NEW YORK It isn’t often that one of America’s premier retail companies finds itself the subject of a determined battle for management control by a disgruntled shareholder. That’s especially true for a retail giant with an enviable track record, a highly regarded management team and a resoundingly successful niche strategy.
Nevertheless, that’s the scenario facing Target’s top managers when they convene the company’s annual meeting of shareholders May 28. The event, to be staged at a Target store in Waukesha, Wis., promises a showdown between the current directors of the 1,698-store upscale discount chain and William “Bill” Ackman, a venture capitalist who is founder and CEO of investment and hedge fund firm Pershing Square.
For president and CEO Gregg Steinhafel and other senior brass, a proxy fight with an activist and very vocal major shareholder has to be an uncomfortable and unfamiliar scenario. Target’s managers like to fly under the radar, and their annual meetings are usually characterized as brief, sparsely attended, low-key events with little or no controversy.
This year’s meeting may hold enough drama to raise both the attendance level and the time limit. It’s unclear at this point how Ackman will proceed or state his case at the meeting, although it’s certain both sides are working to line up support from outside Target investors.
Ackman’s bid to stack the board with as many as five directors isn’t just a meaningless gesture from some small-stake gadfly investor with a few hundred shares of stock. Pershing Square is reported to hold some 10% of Target’s total common shares — a powerful club to wield in any fight for board representation.
That doesn’t mean Ackman will prevail; he most likely won’t. Outside agitators trying to shake up the boards of generally well-regarded companies to wring more value out of both the corporate assets and their own stockholdings don’t usually win such battles with entrenched management and boards, Carl Icahn notwithstanding.

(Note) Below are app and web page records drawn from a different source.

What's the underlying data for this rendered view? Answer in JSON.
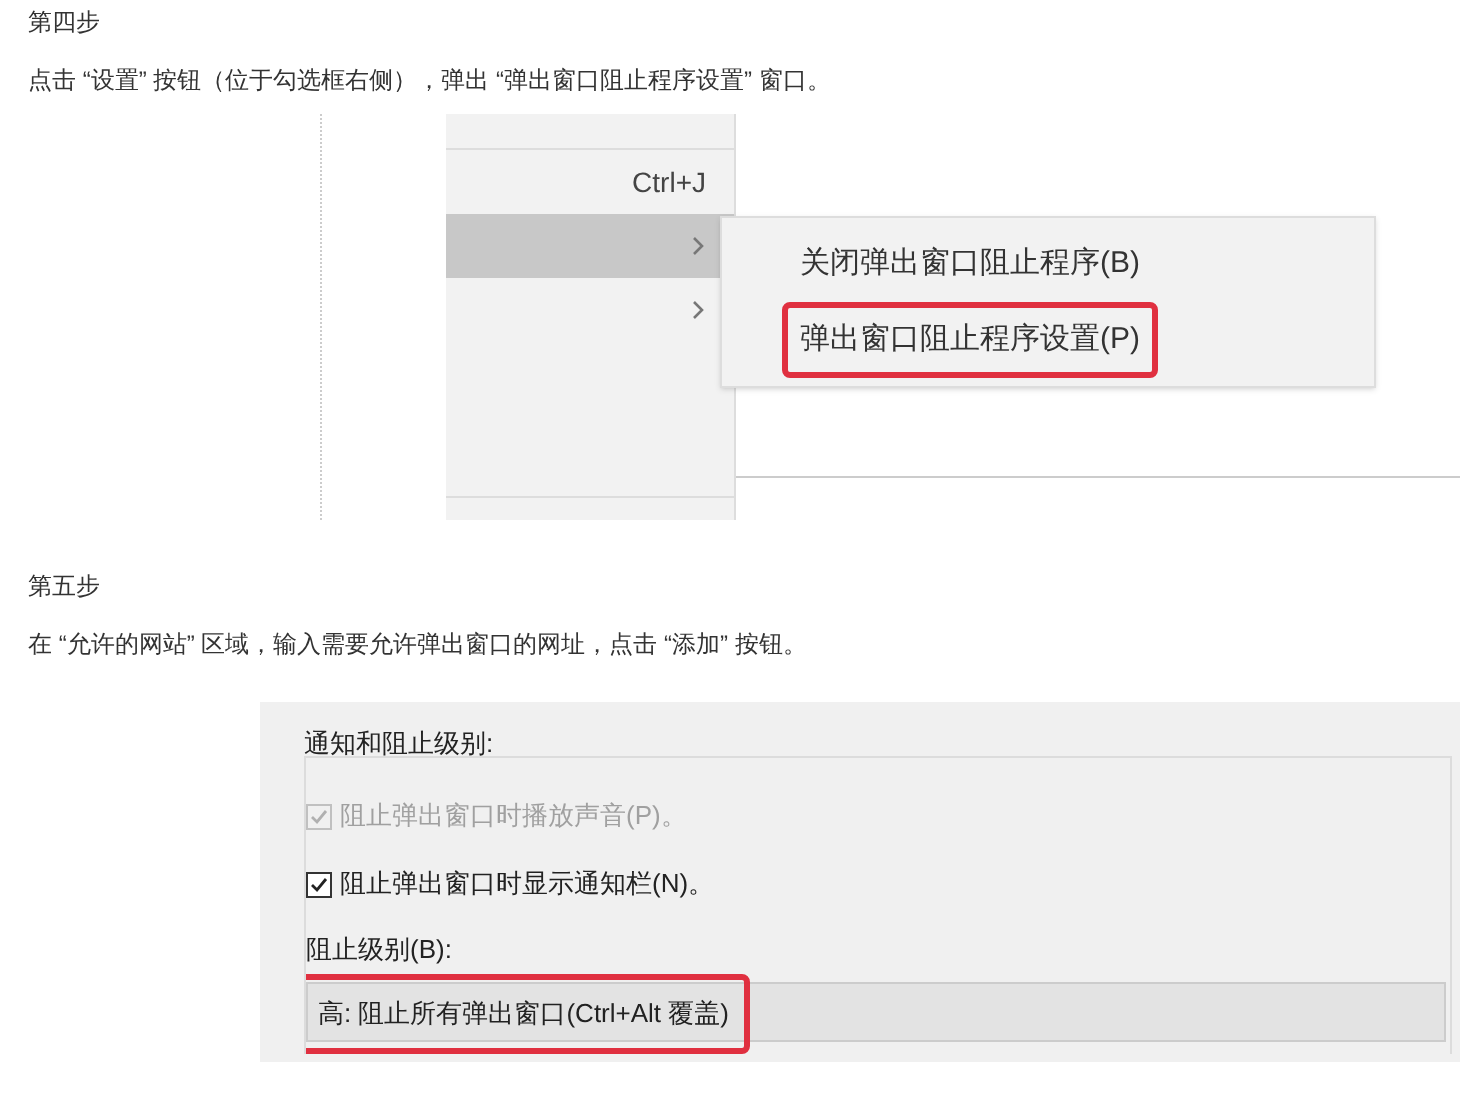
{
  "step4": {
    "heading": "第四步",
    "instruction": "点击 “设置” 按钮（位于勾选框右侧），弹出 “弹出窗口阻止程序设置” 窗口。"
  },
  "screenshot1": {
    "menu_rows": [
      {
        "shortcut": "Ctrl+J",
        "submenu": false,
        "selected": false
      },
      {
        "submenu": true,
        "selected": true
      },
      {
        "submenu": true,
        "selected": false
      }
    ],
    "submenu_items": [
      {
        "label": "关闭弹出窗口阻止程序(B)",
        "highlighted": false
      },
      {
        "label": "弹出窗口阻止程序设置(P)",
        "highlighted": true
      }
    ]
  },
  "step5": {
    "heading": "第五步",
    "instruction": "在 “允许的网站” 区域，输入需要允许弹出窗口的网址，点击 “添加” 按钮。"
  },
  "screenshot2": {
    "group_label": "通知和阻止级别:",
    "checkboxes": [
      {
        "label": "阻止弹出窗口时播放声音(P)。",
        "checked": true,
        "disabled": true
      },
      {
        "label": "阻止弹出窗口时显示通知栏(N)。",
        "checked": true,
        "disabled": false
      }
    ],
    "level_label": "阻止级别(B):",
    "level_dropdown": {
      "value": "高: 阻止所有弹出窗口(Ctrl+Alt 覆盖)",
      "highlighted": true
    }
  }
}
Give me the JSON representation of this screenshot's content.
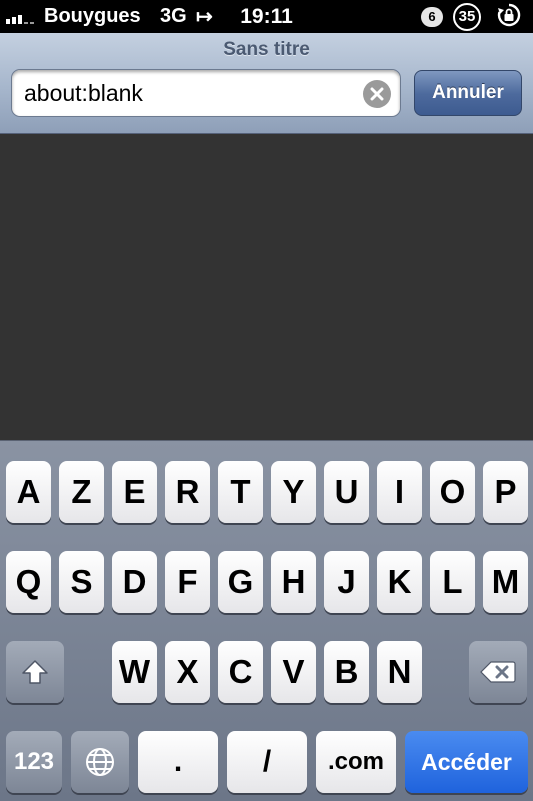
{
  "status_bar": {
    "carrier": "Bouygues",
    "network": "3G",
    "transfer_icon": "call-forward-icon",
    "time": "19:11",
    "badge_small": "6",
    "badge_large": "35",
    "rotation_lock_icon": "rotation-lock-icon"
  },
  "browser": {
    "title": "Sans titre",
    "url_value": "about:blank",
    "cancel_label": "Annuler",
    "clear_icon": "clear-x-icon"
  },
  "keyboard": {
    "row1": [
      "A",
      "Z",
      "E",
      "R",
      "T",
      "Y",
      "U",
      "I",
      "O",
      "P"
    ],
    "row2": [
      "Q",
      "S",
      "D",
      "F",
      "G",
      "H",
      "J",
      "K",
      "L",
      "M"
    ],
    "row3": [
      "W",
      "X",
      "C",
      "V",
      "B",
      "N"
    ],
    "shift_icon": "shift-arrow-icon",
    "delete_icon": "backspace-icon",
    "numbers_label": "123",
    "globe_icon": "globe-icon",
    "dot_label": ".",
    "slash_label": "/",
    "com_label": ".com",
    "go_label": "Accéder",
    "colors": {
      "go_key": "#1f63dd",
      "accent_bar": "#4d6a9d"
    }
  }
}
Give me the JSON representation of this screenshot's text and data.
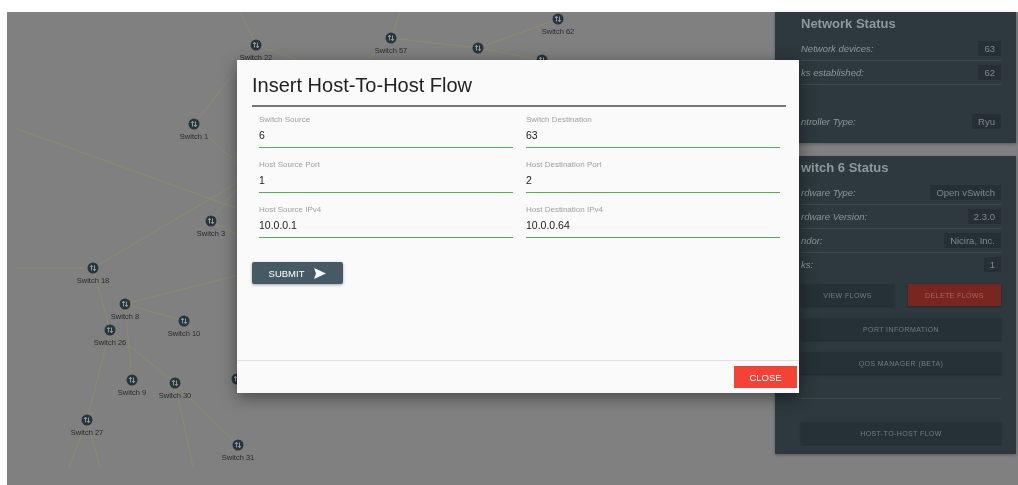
{
  "topology": {
    "nodes": [
      {
        "label": "Switch 22"
      },
      {
        "label": "Switch 57"
      },
      {
        "label": "Switch 62"
      },
      {
        "label": "Switch 1"
      },
      {
        "label": "Switch 3"
      },
      {
        "label": "Switch 18"
      },
      {
        "label": "Switch 8"
      },
      {
        "label": "Switch 10"
      },
      {
        "label": "Switch 26"
      },
      {
        "label": "Switch 9"
      },
      {
        "label": "Switch 30"
      },
      {
        "label": "Switch 27"
      },
      {
        "label": "Switch 31"
      }
    ]
  },
  "network_status": {
    "title": "Network Status",
    "rows": [
      {
        "label": "Network devices:",
        "value": "63"
      },
      {
        "label": "ks established:",
        "value": "62"
      },
      {
        "label": "ntroller Type:",
        "value": "Ryu"
      }
    ]
  },
  "switch_status": {
    "title": "witch 6 Status",
    "rows": [
      {
        "label": "rdware Type:",
        "value": "Open vSwitch"
      },
      {
        "label": "rdware Version:",
        "value": "2.3.0"
      },
      {
        "label": "ndor:",
        "value": "Nicira, Inc."
      },
      {
        "label": "ks:",
        "value": "1"
      }
    ],
    "buttons": [
      {
        "label": "VIEW FLOWS",
        "kind": "normal"
      },
      {
        "label": "DELETE FLOWS",
        "kind": "danger"
      },
      {
        "label": "PORT INFORMATION",
        "kind": "wide"
      },
      {
        "label": "QOS MANAGER (BETA)",
        "kind": "wide"
      },
      {
        "label": "HOST-TO-HOST FLOW",
        "kind": "separated"
      }
    ]
  },
  "dialog": {
    "title": "Insert Host-To-Host Flow",
    "fields": [
      {
        "label": "Switch Source",
        "value": "6"
      },
      {
        "label": "Switch Destination",
        "value": "63"
      },
      {
        "label": "Host Source Port",
        "value": "1"
      },
      {
        "label": "Host Destination Port",
        "value": "2"
      },
      {
        "label": "Host Source IPv4",
        "value": "10.0.0.1"
      },
      {
        "label": "Host Destination IPv4",
        "value": "10.0.0.64"
      }
    ],
    "submit": "SUBMIT",
    "close": "CLOSE"
  }
}
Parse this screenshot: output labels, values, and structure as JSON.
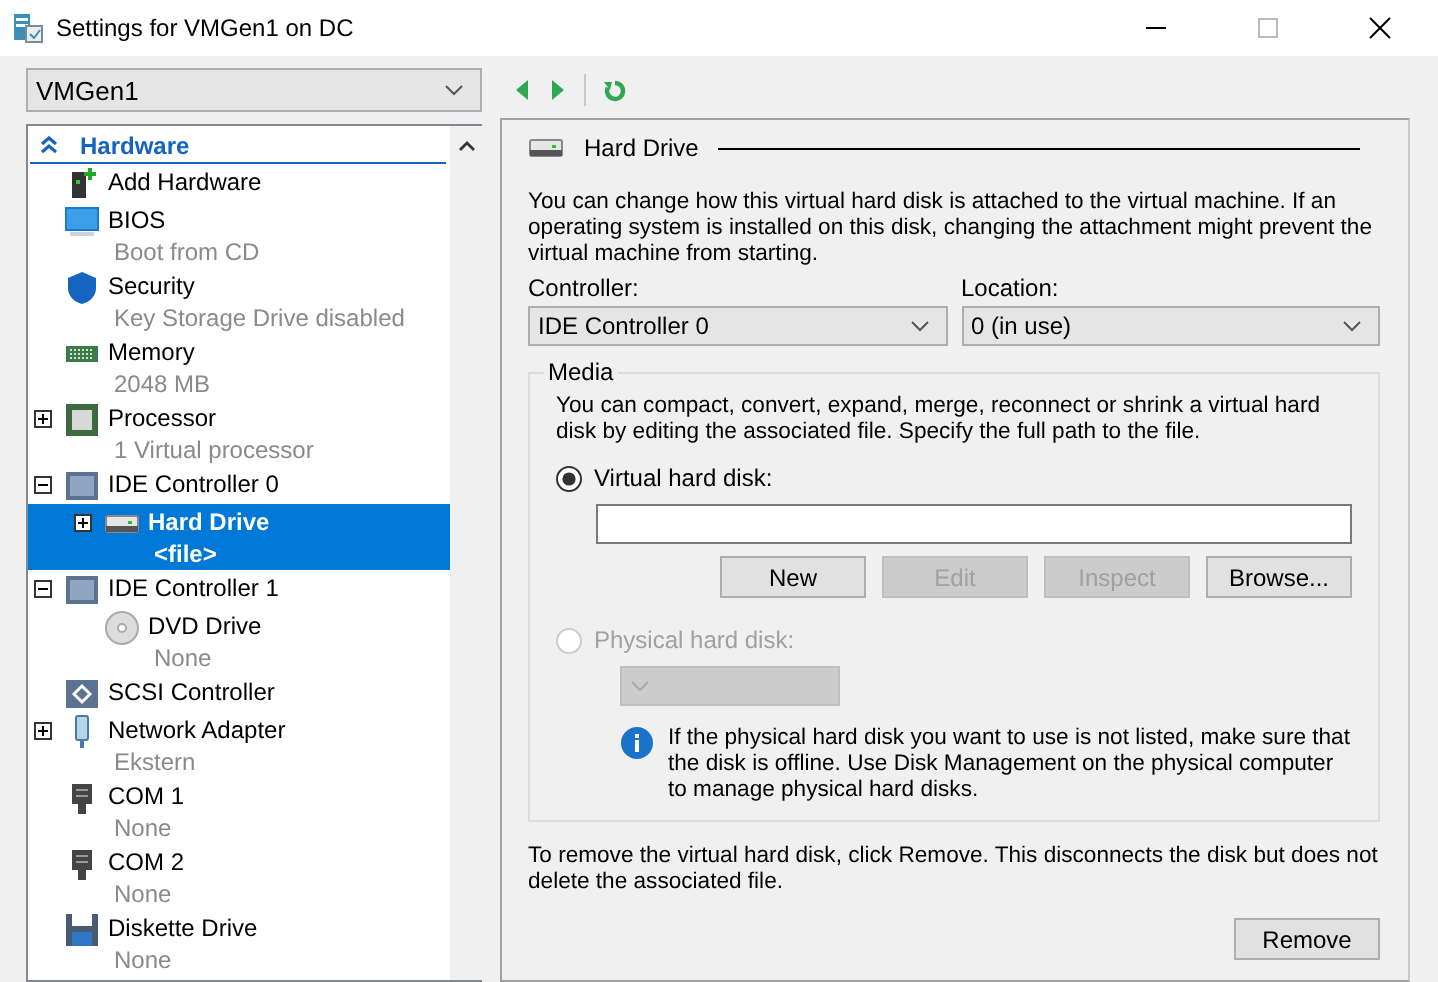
{
  "window": {
    "title": "Settings for VMGen1 on DC"
  },
  "vm_selector": {
    "value": "VMGen1"
  },
  "sidebar": {
    "section": {
      "label": "Hardware",
      "expanded": true
    },
    "items": [
      {
        "label": "Add Hardware",
        "kind": "add"
      },
      {
        "label": "BIOS",
        "sub": "Boot from CD",
        "kind": "bios"
      },
      {
        "label": "Security",
        "sub": "Key Storage Drive disabled",
        "kind": "security"
      },
      {
        "label": "Memory",
        "sub": "2048 MB",
        "kind": "memory"
      },
      {
        "label": "Processor",
        "sub": "1 Virtual processor",
        "kind": "processor",
        "expanded": false
      },
      {
        "label": "IDE Controller 0",
        "kind": "controller",
        "expanded": true,
        "children": [
          {
            "label": "Hard Drive",
            "sub": "<file>",
            "kind": "drive",
            "expanded": false,
            "selected": true
          }
        ]
      },
      {
        "label": "IDE Controller 1",
        "kind": "controller",
        "expanded": true,
        "children": [
          {
            "label": "DVD Drive",
            "sub": "None",
            "kind": "dvd"
          }
        ]
      },
      {
        "label": "SCSI Controller",
        "kind": "scsi"
      },
      {
        "label": "Network Adapter",
        "sub": "Ekstern",
        "kind": "network",
        "expanded": false
      },
      {
        "label": "COM 1",
        "sub": "None",
        "kind": "com"
      },
      {
        "label": "COM 2",
        "sub": "None",
        "kind": "com"
      },
      {
        "label": "Diskette Drive",
        "sub": "None",
        "kind": "diskette"
      }
    ]
  },
  "panel": {
    "title": "Hard Drive",
    "description": "You can change how this virtual hard disk is attached to the virtual machine. If an operating system is installed on this disk, changing the attachment might prevent the virtual machine from starting.",
    "controller": {
      "label": "Controller:",
      "value": "IDE Controller 0"
    },
    "location": {
      "label": "Location:",
      "value": "0 (in use)"
    },
    "media": {
      "legend": "Media",
      "description": "You can compact, convert, expand, merge, reconnect or shrink a virtual hard disk by editing the associated file. Specify the full path to the file.",
      "virtual": {
        "label": "Virtual hard disk:",
        "selected": true,
        "disabled": false
      },
      "buttons": [
        {
          "label": "New",
          "disabled": false
        },
        {
          "label": "Edit",
          "disabled": true
        },
        {
          "label": "Inspect",
          "disabled": true
        },
        {
          "label": "Browse...",
          "disabled": false
        }
      ],
      "physical": {
        "label": "Physical hard disk:",
        "selected": false,
        "disabled": true
      },
      "info": "If the physical hard disk you want to use is not listed, make sure that the disk is offline. Use Disk Management on the physical computer to manage physical hard disks."
    },
    "remove_note": "To remove the virtual hard disk, click Remove. This disconnects the disk but does not delete the associated file.",
    "remove_button": {
      "label": "Remove"
    }
  }
}
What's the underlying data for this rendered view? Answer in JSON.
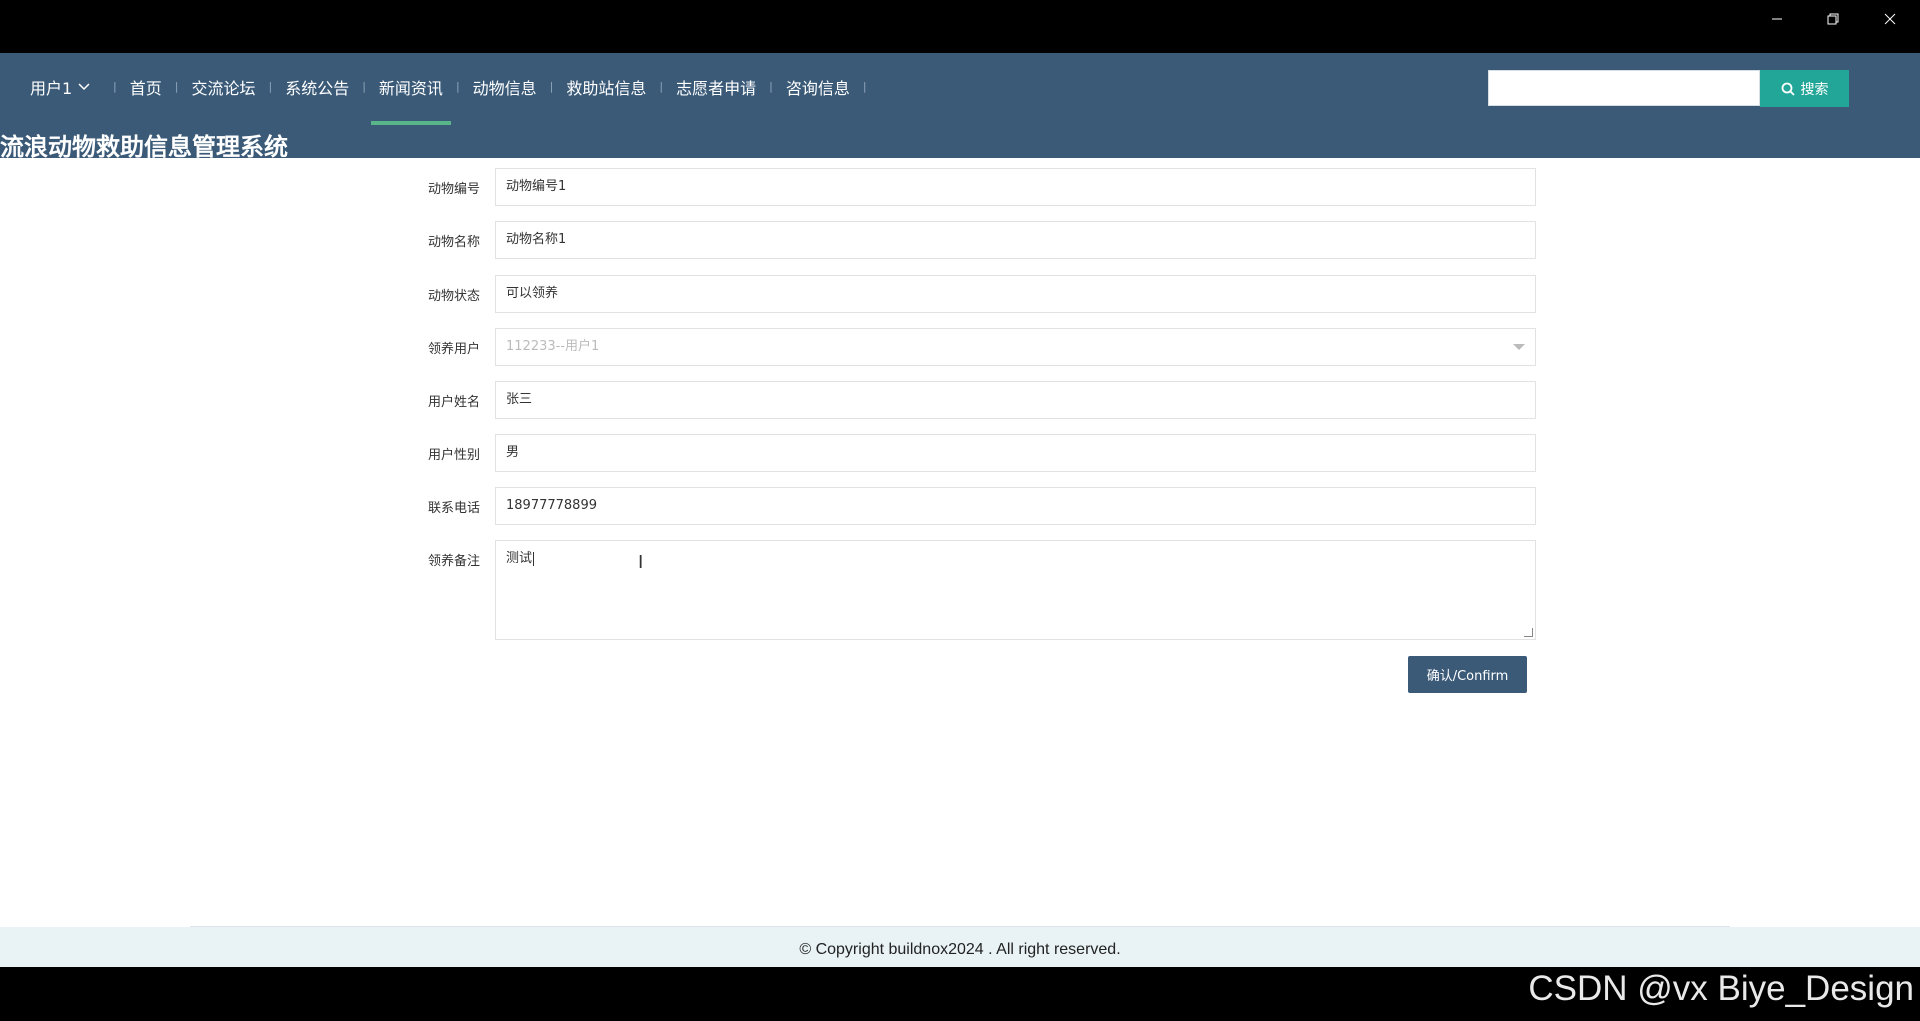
{
  "window": {
    "min_icon": "minimize-icon",
    "max_icon": "restore-icon",
    "close_icon": "close-icon"
  },
  "nav": {
    "user": "用户1",
    "items": [
      "首页",
      "交流论坛",
      "系统公告",
      "新闻资讯",
      "动物信息",
      "救助站信息",
      "志愿者申请",
      "咨询信息"
    ],
    "active_index": 3,
    "search_placeholder": "",
    "search_label": "搜索",
    "site_title": "流浪动物救助信息管理系统"
  },
  "form": {
    "fields": [
      {
        "label": "动物编号",
        "value": "动物编号1"
      },
      {
        "label": "动物名称",
        "value": "动物名称1"
      },
      {
        "label": "动物状态",
        "value": "可以领养"
      },
      {
        "label": "领养用户",
        "value": "112233--用户1"
      },
      {
        "label": "用户姓名",
        "value": "张三"
      },
      {
        "label": "用户性别",
        "value": "男"
      },
      {
        "label": "联系电话",
        "value": "18977778899"
      },
      {
        "label": "领养备注",
        "value": "测试"
      }
    ],
    "confirm_label": "确认/Confirm"
  },
  "footer": {
    "copyright": "© Copyright buildnox2024 . All right reserved."
  },
  "watermark": "CSDN @vx Biye_Design",
  "colors": {
    "nav_bg": "#3a5a78",
    "active_underline": "#58b58a",
    "search_button": "#22a698",
    "confirm_button": "#3a5a78"
  }
}
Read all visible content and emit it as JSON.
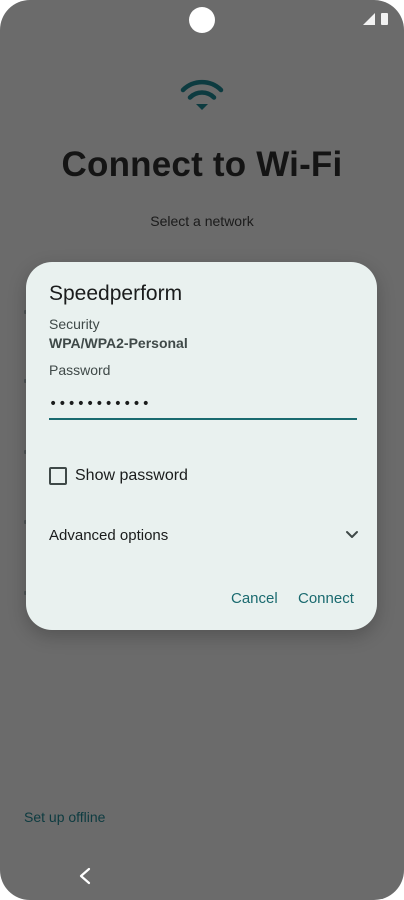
{
  "screen": {
    "title": "Connect to Wi-Fi",
    "subtitle": "Select a network",
    "offline_link": "Set up offline"
  },
  "status_bar": {
    "icons": [
      "signal-icon",
      "battery-icon"
    ]
  },
  "dialog": {
    "network_name": "Speedperform",
    "security_label": "Security",
    "security_value": "WPA/WPA2-Personal",
    "password_label": "Password",
    "password_value": "•••••••••••",
    "show_password_label": "Show password",
    "show_password_checked": false,
    "advanced_options_label": "Advanced options",
    "cancel_label": "Cancel",
    "connect_label": "Connect"
  },
  "colors": {
    "scrim": "#6b6b6b",
    "dialog_bg": "#e9f1ef",
    "accent": "#1a6a6f",
    "wifi_icon": "#0d3b40"
  }
}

But Ackman’s influence and his appeal to uncommitted shareholders could conceivably win a concession or two from the existing board, or at least another hearing.
And what if Ackman does capture seats on the board, either late this month or in the future? It may mean little to the average Target customer. Ironically, it isn’t Target’s retail strategy, its niche marketing capabilities vis-a-vis Wal-Mart, or its merchandising prowess that the Pershing Square founder apparently disagrees with; indeed, Ackman in the past has strongly endorsed the company’s leadership and retail vision. What the investor says he really wants is a way to get Target to unlock what he describes as the unrealized value inherent in the company’s assets, notably in the real estate it owns underneath its stores, and the credit card business it generates.
Late this month, Target’s unaffiliated shareholders will get a chance to tell Steinhafel what they think of that idea.